Today, the wiring diagram needed to support the repair procedure is protected within it or one of the links is supplied to the perfect SYSTEM WIRING DIAGRAM article. For example, the wiring diagram for any Ford EEC-IV system could be contained in ENGINE PERFORMANCE and WIRING DIAGRAMS articles for Ford Motor Co. The wiring diagram for a cruise control system may very well be incorporated into ACCESSORIES & EQUIPMENT section for the precise vehicle manufacturer, as well as the wiring diagram on an anti-lock brake system might be found in BRAKES and WIRING DIAGRAMS for the exact manufacturer.
At my recent multi-part series on automotive electrical systems (which included primers on how electricity works and how to train on a multimeter), I gave a brief troubleshooting example wherein I often tried a multimeter to ensure that voltage was present.

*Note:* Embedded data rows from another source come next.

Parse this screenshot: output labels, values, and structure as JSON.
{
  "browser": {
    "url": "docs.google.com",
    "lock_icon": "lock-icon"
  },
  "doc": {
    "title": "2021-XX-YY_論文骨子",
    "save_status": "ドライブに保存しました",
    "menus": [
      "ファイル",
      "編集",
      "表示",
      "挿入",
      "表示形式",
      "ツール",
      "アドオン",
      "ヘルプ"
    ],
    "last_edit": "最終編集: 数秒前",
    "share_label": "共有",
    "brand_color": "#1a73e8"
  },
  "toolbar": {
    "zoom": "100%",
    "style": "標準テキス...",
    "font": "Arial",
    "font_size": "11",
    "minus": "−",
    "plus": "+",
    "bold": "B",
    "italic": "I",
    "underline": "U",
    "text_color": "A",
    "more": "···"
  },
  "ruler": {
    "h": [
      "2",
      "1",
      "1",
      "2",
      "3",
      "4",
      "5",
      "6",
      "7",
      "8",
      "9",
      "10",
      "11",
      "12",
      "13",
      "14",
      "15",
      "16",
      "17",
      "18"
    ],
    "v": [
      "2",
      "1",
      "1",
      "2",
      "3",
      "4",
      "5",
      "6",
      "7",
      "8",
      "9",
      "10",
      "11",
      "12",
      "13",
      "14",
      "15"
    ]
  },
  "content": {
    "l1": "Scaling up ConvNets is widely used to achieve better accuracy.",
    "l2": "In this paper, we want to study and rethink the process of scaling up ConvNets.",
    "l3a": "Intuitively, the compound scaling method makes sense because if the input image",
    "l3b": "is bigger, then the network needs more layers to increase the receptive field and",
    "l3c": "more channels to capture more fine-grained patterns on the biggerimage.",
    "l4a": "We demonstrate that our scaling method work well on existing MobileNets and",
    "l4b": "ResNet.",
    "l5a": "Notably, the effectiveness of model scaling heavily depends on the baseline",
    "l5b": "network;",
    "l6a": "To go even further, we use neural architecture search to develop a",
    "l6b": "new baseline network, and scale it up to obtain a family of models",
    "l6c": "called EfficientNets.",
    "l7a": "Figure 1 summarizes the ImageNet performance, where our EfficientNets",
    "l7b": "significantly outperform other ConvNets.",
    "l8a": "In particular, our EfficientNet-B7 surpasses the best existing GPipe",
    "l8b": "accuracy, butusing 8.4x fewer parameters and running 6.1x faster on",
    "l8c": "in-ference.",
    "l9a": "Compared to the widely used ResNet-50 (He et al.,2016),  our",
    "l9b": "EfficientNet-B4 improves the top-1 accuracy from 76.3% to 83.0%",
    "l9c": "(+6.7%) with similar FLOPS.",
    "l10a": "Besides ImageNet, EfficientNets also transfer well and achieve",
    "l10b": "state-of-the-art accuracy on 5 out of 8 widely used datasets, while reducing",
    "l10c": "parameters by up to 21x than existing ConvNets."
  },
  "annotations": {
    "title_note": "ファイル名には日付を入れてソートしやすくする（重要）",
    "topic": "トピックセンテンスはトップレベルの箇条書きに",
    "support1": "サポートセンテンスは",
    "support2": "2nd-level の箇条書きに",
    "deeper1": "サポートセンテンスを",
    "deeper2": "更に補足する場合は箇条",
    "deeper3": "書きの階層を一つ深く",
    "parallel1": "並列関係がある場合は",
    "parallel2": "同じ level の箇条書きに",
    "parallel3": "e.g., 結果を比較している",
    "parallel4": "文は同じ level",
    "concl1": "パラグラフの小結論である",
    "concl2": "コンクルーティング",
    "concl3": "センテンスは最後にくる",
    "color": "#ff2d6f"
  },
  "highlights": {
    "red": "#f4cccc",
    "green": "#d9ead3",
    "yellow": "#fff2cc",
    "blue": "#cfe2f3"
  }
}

In case your device—say, an electric powered motor—isn't working, first decide if voltage is reaching it once the switch that powers the device is turned on. If voltage is present with the device's positive terminal, test for continuity between wire to your device's negative terminal and ground (first our body of your car, while the negative battery terminal). When it passes those tests, conduct a voltage drop test to search for a very high resistance failure. Should the voltage drop test shows no worries, the set up is toast.